[Stored items]
• • • • • • •

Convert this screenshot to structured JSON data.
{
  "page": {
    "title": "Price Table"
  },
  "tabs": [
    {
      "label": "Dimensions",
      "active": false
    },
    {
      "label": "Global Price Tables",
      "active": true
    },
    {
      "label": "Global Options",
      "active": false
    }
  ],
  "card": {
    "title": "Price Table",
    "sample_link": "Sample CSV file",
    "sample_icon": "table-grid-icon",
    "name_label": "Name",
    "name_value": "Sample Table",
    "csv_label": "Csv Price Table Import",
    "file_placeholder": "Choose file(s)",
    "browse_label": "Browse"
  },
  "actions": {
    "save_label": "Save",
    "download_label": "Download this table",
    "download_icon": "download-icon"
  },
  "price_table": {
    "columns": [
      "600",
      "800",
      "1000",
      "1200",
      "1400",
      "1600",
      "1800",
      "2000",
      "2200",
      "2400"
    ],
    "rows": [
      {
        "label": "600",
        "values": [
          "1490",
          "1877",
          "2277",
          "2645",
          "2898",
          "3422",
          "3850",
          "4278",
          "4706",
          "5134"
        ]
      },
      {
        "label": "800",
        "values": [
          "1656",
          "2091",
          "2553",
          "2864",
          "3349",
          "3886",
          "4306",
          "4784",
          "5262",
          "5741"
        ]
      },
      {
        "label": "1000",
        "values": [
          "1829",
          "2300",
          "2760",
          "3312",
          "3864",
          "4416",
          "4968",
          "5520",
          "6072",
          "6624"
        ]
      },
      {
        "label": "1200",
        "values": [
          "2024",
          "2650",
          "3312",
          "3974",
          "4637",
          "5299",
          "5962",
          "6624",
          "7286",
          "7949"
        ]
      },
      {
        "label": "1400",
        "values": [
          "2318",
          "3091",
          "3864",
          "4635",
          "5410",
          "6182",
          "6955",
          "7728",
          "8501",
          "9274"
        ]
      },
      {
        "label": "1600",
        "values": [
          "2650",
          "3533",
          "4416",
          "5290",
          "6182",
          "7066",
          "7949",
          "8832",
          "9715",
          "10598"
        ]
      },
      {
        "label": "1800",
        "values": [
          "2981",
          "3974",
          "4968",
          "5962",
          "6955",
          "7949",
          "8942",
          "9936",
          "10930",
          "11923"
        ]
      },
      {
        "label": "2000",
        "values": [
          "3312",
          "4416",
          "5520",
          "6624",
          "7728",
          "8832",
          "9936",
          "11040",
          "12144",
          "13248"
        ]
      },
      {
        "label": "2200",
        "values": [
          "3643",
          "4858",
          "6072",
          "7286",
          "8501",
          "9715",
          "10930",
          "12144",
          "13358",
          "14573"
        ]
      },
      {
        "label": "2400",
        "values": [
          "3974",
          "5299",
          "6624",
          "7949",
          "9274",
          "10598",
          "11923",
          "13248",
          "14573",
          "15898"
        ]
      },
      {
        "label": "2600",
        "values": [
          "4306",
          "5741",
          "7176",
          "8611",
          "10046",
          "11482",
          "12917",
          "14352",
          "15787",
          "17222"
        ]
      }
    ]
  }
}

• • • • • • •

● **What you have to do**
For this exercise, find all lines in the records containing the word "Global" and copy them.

● **Exercise response**
      "label": "Global Price Tables",
      "label": "Global Options",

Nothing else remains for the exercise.